Formal French gardens are not my favourites so I watched Monty Don's French Gardens: Gardens of Power and Passion (ABC, July 17 and 19) through an open doorway to the kitchen.
Suddenly there was mention of rhubarb for sale at a small market in a famous French garden, the red stems laid out on a huge leaf of Rheum officinale "that you grow in your gardens".
Well, I doubt it features in many Canberra gardens as it needs wet soil hence the word rheumy for watery.
That species is, according to Christopher Lloyd in The Well-tempered Garden (Penguin, 1985), "an outsizer, even among giants, with immense green leaves" while Rheum palmatum has a dusky reddish bloom on the underside of its youngish leaves "which reveals itself in titillating glimpses, like petticoats, where a breeze lifts them".
The Rheum that we do grow here - rhubarb (Rheum rhabarbarum) cost me a small fortune in water last summer.

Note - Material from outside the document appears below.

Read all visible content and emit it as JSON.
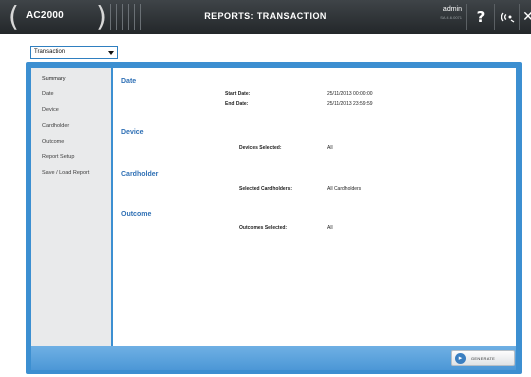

However in winter, there is no pudding/dessert more comforting than rhubarb and apple crumble.
An Adelaide-born, ex Canberra, health economist, now resident in London is currently visiting family and friends in Australia.
He grows thousands of raspberries in his London garden so in Canberra he added raspberries to the apple instead of rhubarb which was enjoyed by local friends but he says rhubarb and apple is superior.
His recipe is what he calls "bog standard": a bloke's bare-bones combo.
Alastair's apple and rhubarb crumble
4 Granny Smith apples
4 stems of chopped rhubarb
1/3 cup caster sugar
1 cup plain flour
130g butter, chilled and chopped
1/2 cup brown sugar
1/2 cup rolled oats
1 tsp cinnamon
Cook apple, rhubarb and caster sugar gently together in a saucepan for 20 minutes. Place in a baking dish. Rub flour, butter, oats, cinnamon together in a bowl using fingers until an even consistency. Cover fruit mixture with a layer of the crumble and bake for 35 minutes until crumble has browned. Note: he is very disappointed with Vietnamese cinnamon which is not as flavoursome as Ceylon cinnamon from Sri Lanka (which is available from Herbie's Spices at delis and some supermarkets in Canberra).
In an eye-catching display at the Heritage Nursery in Yarralumla a variety of rhubarb (Rheum x hybridum) has a rhubarb and apple crumble recipe on its label.
The plants are in bright pink-red pots and have an irresistible frivolity about them, petticoats indeed. Nursery staffer Ebony Sampson said they come from Triffid Park in Victoria.
Their history of growing rhubarb covers four generations of the Clayton and Smith families and the French Harvest story from Baxter on the Mornington Peninsula and Triffid Park story make interesting reading online.
Their recipe uses four cups of diced rhubarb and adds lemon zest and, in the crumble uses self raising flour and adds coconut.
Stephanie Alexander uses apple chunks cooked in butter with vanilla bean and cinnamon, cooked in a frying pan with lid, adds rhubarb puree and, in the crumble includes baking powder, ground ginger and the variation of adding roughly chopped macadamia nuts.
For the widest variety of rhubarb recipes go to Hugh Fearnley-Whittingstall's River Cottage Fruit Everyday!"(Bloomsbury Publishing, 2013).
The author says rhubarb is not strictly a fruit but its berry-tartness ensures its place in the pudding course. He serves rhubarb fish parcels with soy and ginger, quick rhubarb pickle, lamb and rhubarb pasty and, deliciously named, rhubarb fumble.
Fearnley-Whittingstall says a fumble is a fruit fool topped with a separately made crumble, his own idea.
The base layer is gently cooked rhubarb, orange juice and caster sugar mingled with sweet, rich vanilla-laced custard above.
On mentioning weevils (pantry moths or flour bugs) in a Griffith pantry and in Captain Cook's voyage biscuits (Kitchen Garden, June 30), Ann Smith of Curtin got in touch.
She said the organic method to keep them away is to spread fresh (not dried) bay leaves in your pantry and add them to jars of grains and other dried ingredients.
She thinks something in the fresh bay leaves prevents the weevil eggs from hatching.
If you are heading to the National Museum to see Cook's Journal in the Endeavour Voyage exhibition, fruit crumble slices are served in the museum cafe - apricot or fig and, last week, a sour cherry version.
Thus sustained, do explore the new forecourt Garden.
In the section nearest to the car park where the Ngunnawal, Ngambri and Ngunawal people welcome you to their Country (Yumalundi, Gurruburrii, Yumalundi) among carved standing sandstones.
Among 80 Australian plants are a dozen with name labels and their flower and fruit uses include drinks for humans and food for birds